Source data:
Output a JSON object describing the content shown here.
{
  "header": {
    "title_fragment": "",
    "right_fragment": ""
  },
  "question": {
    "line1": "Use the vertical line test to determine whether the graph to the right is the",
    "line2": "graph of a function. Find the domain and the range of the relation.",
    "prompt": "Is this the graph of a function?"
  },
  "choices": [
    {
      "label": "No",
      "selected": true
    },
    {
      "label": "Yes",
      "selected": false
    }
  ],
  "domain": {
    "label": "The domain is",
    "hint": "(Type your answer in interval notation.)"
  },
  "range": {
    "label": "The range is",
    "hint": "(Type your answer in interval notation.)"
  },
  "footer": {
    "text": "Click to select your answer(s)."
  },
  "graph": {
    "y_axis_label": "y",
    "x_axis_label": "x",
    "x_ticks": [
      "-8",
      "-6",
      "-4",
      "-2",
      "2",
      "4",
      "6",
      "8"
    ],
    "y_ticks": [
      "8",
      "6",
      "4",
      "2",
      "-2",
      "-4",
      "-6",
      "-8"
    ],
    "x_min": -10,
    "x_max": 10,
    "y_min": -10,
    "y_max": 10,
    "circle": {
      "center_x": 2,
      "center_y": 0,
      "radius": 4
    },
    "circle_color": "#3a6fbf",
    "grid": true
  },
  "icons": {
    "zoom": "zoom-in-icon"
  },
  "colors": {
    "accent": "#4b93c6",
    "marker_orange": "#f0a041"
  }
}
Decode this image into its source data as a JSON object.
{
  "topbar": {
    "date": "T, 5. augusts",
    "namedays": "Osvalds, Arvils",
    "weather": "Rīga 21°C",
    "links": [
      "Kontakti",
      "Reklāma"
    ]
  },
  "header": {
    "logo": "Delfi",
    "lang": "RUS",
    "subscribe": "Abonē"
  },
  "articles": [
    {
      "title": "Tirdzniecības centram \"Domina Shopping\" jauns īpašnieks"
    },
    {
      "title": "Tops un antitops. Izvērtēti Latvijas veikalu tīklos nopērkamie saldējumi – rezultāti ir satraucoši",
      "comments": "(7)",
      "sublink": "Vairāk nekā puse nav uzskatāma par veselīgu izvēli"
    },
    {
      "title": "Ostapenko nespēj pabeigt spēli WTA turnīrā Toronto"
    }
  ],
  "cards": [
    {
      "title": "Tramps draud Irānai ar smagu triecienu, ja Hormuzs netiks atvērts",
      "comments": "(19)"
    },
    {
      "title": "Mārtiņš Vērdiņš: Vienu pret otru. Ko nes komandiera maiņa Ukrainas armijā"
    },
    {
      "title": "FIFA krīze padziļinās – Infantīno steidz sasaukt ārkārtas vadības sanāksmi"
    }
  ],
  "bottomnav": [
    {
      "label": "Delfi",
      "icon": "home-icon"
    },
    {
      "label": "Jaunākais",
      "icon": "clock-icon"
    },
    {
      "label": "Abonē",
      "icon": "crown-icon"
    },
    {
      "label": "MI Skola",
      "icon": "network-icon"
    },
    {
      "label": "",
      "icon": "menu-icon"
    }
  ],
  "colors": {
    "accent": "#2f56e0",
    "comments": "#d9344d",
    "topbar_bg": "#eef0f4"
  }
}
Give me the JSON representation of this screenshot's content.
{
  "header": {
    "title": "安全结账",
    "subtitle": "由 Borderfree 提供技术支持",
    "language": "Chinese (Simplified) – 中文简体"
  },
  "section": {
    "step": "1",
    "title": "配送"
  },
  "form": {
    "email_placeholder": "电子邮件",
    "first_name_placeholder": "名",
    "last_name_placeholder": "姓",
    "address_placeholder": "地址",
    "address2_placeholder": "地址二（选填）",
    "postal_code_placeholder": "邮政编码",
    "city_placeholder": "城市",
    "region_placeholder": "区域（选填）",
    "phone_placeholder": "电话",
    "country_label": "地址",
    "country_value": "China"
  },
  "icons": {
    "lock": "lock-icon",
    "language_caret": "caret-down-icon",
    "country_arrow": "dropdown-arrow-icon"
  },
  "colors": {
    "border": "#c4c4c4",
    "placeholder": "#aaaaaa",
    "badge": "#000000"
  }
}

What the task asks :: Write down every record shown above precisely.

Expected answer ::
Output a JSON object describing the content shown here.
{
  "header": {
    "title_fragment": "",
    "right_fragment": ""
  },
  "question": {
    "line1": "Use the vertical line test to determine whether the graph to the right is the",
    "line2": "graph of a function. Find the domain and the range of the relation.",
    "prompt": "Is this the graph of a function?"
  },
  "choices": [
    {
      "label": "No",
      "selected": true
    },
    {
      "label": "Yes",
      "selected": false
    }
  ],
  "domain": {
    "label": "The domain is",
    "hint": "(Type your answer in interval notation.)"
  },
  "range": {
    "label": "The range is",
    "hint": "(Type your answer in interval notation.)"
  },
  "footer": {
    "text": "Click to select your answer(s)."
  },
  "graph": {
    "y_axis_label": "y",
    "x_axis_label": "x",
    "x_ticks": [
      "-8",
      "-6",
      "-4",
      "-2",
      "2",
      "4",
      "6",
      "8"
    ],
    "y_ticks": [
      "8",
      "6",
      "4",
      "2",
      "-2",
      "-4",
      "-6",
      "-8"
    ],
    "x_min": -10,
    "x_max": 10,
    "y_min": -10,
    "y_max": 10,
    "circle": {
      "center_x": 2,
      "center_y": 0,
      "radius": 4
    },
    "circle_color": "#3a6fbf",
    "grid": true
  },
  "icons": {
    "zoom": "zoom-in-icon"
  },
  "colors": {
    "accent": "#4b93c6",
    "marker_orange": "#f0a041"
  }
}
Decode this image into its source data as a JSON object.
{
  "topbar": {
    "date": "T, 5. augusts",
    "namedays": "Osvalds, Arvils",
    "weather": "Rīga 21°C",
    "links": [
      "Kontakti",
      "Reklāma"
    ]
  },
  "header": {
    "logo": "Delfi",
    "lang": "RUS",
    "subscribe": "Abonē"
  },
  "articles": [
    {
      "title": "Tirdzniecības centram \"Domina Shopping\" jauns īpašnieks"
    },
    {
      "title": "Tops un antitops. Izvērtēti Latvijas veikalu tīklos nopērkamie saldējumi – rezultāti ir satraucoši",
      "comments": "(7)",
      "sublink": "Vairāk nekā puse nav uzskatāma par veselīgu izvēli"
    },
    {
      "title": "Ostapenko nespēj pabeigt spēli WTA turnīrā Toronto"
    }
  ],
  "cards": [
    {
      "title": "Tramps draud Irānai ar smagu triecienu, ja Hormuzs netiks atvērts",
      "comments": "(19)"
    },
    {
      "title": "Mārtiņš Vērdiņš: Vienu pret otru. Ko nes komandiera maiņa Ukrainas armijā"
    },
    {
      "title": "FIFA krīze padziļinās – Infantīno steidz sasaukt ārkārtas vadības sanāksmi"
    }
  ],
  "bottomnav": [
    {
      "label": "Delfi",
      "icon": "home-icon"
    },
    {
      "label": "Jaunākais",
      "icon": "clock-icon"
    },
    {
      "label": "Abonē",
      "icon": "crown-icon"
    },
    {
      "label": "MI Skola",
      "icon": "network-icon"
    },
    {
      "label": "",
      "icon": "menu-icon"
    }
  ],
  "colors": {
    "accent": "#2f56e0",
    "comments": "#d9344d",
    "topbar_bg": "#eef0f4"
  }
}
Give me the JSON representation of this screenshot's content.
{
  "header": {
    "title": "安全结账",
    "subtitle": "由 Borderfree 提供技术支持",
    "language": "Chinese (Simplified) – 中文简体"
  },
  "section": {
    "step": "1",
    "title": "配送"
  },
  "form": {
    "email_placeholder": "电子邮件",
    "first_name_placeholder": "名",
    "last_name_placeholder": "姓",
    "address_placeholder": "地址",
    "address2_placeholder": "地址二（选填）",
    "postal_code_placeholder": "邮政编码",
    "city_placeholder": "城市",
    "region_placeholder": "区域（选填）",
    "phone_placeholder": "电话",
    "country_label": "地址",
    "country_value": "China"
  },
  "icons": {
    "lock": "lock-icon",
    "language_caret": "caret-down-icon",
    "country_arrow": "dropdown-arrow-icon"
  },
  "colors": {
    "border": "#c4c4c4",
    "placeholder": "#aaaaaa",
    "badge": "#000000"
  }
}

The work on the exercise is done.